1. On the Buses
1.1 The ‘On the buses’ project aimed to evaluate the impact of free bus travel for young people on the public health using a mix of reviews of existing evidence, analysis of routine data and qualitative research.
1.2 The qualitative component of the study drew on: individual or group interviews with 118 12-18 year olds and 47 citizens aged over 60 (four London boroughs); interviews and discussions with, and projects conducted by, participants in LSHTM’s work experience programme; and observational data
from London’s buses. The aims were to contribute to our understanding of how the wellbeing of
young people is affected by travel, and by free bus travel in particular. . We also looked at the contribution free bus travel made to wellbeing for older citizens.
1.3 These are summary findings of the qualitative component in response to questions that are often asked about free bus travel and health.
2. How far do issues of health and wellbeing affect young people’s choice of travel mode?
2.1 The key criteria for most young people in choosing how to travel around London was ‘sociability’,
with travel modes that enabled them to travel with friends prized most.
2.2 A few reported enjoying walking as it felt healthier than using public transport. 2.3 Although buses were reported as ‘risky’ at times, for instance in terms of potential harassment,
these risks did not apparently reduce willingness to use the buses,and young people had a
number of strategies for reducing their risks.
3. Does offering bus travel for free reduce the amount of (healthier) walking or cycling that young people do?
3.1 Bus travel has become the ‘default mode’ of transport for many 12-17 year olds for short trips.
Young people reported, and were observed, using buses for very short journeys (one or two
stops) and ‘jumping on and off’ frequently as there was no financial disincentive to doing this.
3.2 Free bus travel also generated trips, with more journeys undertaken, sometimes just to ride the
bus as an end in itself.
3.3 For longer journeys, walking is rarely considered a viable option. For these, and for journeys in
outer London, bus travel has reportedly replaced some car travel, thus generating walking to bus
3.4 Cycling is rarely considered a candidate mode of transport, although many young people
reported enjoying cycling for leisure.
3.5 A ‘bus journey’ could be a highly active journey, involving walking or running to and between
3.6 The provision of free bus travel therefore replaces some physical activity but also generates
new physical activity.
4. Has free bus travel reduced ‘transport exclusion’?
4.1 For a few young people, travelling for free was reported as important for their access to sport or
recreation, and as a significant contribution to family budgets.
4.2 Across the interviews, the only young people who mentioned financial restrictions on their
ability to travel around London were those whose Zip cards had been lost or confiscated. 4.3 With free bus passes , ‘transport poverty’ was not a significant issue for young people in London.
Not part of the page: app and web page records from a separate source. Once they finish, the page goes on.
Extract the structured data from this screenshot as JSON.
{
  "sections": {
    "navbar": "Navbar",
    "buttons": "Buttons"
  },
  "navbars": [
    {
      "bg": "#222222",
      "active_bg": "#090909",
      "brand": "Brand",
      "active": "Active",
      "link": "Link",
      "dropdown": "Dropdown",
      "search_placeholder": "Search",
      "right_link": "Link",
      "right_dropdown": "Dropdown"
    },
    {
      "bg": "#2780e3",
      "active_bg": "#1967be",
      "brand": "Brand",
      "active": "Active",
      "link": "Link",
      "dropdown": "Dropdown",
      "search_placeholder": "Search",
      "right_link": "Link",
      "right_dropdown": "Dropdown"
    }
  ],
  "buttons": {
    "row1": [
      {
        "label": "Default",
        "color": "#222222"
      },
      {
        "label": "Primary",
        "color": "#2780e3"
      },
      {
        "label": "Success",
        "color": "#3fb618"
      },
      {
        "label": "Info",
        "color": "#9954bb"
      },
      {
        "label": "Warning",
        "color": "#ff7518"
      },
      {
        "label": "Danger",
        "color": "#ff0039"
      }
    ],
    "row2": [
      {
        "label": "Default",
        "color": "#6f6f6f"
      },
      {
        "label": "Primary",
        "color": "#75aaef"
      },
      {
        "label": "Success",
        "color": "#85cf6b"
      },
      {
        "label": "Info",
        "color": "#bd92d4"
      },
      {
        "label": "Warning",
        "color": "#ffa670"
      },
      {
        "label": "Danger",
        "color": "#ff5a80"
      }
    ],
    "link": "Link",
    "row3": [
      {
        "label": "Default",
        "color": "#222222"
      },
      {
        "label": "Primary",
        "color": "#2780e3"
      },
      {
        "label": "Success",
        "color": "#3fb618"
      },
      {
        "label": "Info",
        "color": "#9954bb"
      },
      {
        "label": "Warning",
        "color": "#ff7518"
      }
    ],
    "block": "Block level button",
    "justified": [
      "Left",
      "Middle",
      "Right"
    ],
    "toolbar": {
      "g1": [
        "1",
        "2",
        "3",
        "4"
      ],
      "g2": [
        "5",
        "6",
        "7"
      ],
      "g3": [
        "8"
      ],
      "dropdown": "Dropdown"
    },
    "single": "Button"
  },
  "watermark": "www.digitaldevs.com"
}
4.4 Crucially, as all young people had access to free bus travel, there was no stigma attached to
using it and whole groups of young people could use it as a socially inclusive way to travel
together. The Zip card thus facilitates inclusive travel in a way that more targeted benefits
5. What other health benefits or disadvantages are related to free bus travel?
5.1 Unlimited free travel provides opportunities for young people to develop skills in navigating their
city, managing independently and interacting with a range of other Londoners. These
experiences are important for young people’s development of independence.
5.2 Having a benefit that applies to all Londoners fostered a sense of belonging to the city. 6. Is there any evidence of reduced future dependence on car travel?
6.1 Many young people still report wanting to learn to drive when older, associating driving with
adulthood, independence and status.
6.2 However, regular use of the bus network in the context of good transport provision, as part of a
diverse travelling public, has ‘normalised’ bus travel such that it did not have negative
connotations as ‘low status’ transport.
7. Does free bus travel for young people result in ‘fear based exclusion’ of older passengers from the bus network?
7.1 Some older citizens reported feeling uncomfortable on buses crowded with young people, but
none reported that they were excluded from travel by young people (or other passengers). 8. Free bus travel for older citizens
8.1 The ‘Freedom Pass’ was widely reported as an essential ‘lifeline’ for almost all older citizens,
providing access to a range of goods and services essential for health, such as medical
appointments, shopping and social amenities.
8.2 For many, the Pass was also described as an indispensible aid to a healthy lifestyle, in that it
provided an accessible way to meet people, interact and feel part of life.
8.3 Because the bus pass was a universal benefit, which offered access to public buses and was
perceived as having been ‘earned’, it was a non-stigmatised way to defend against loneliness
and engage in social life.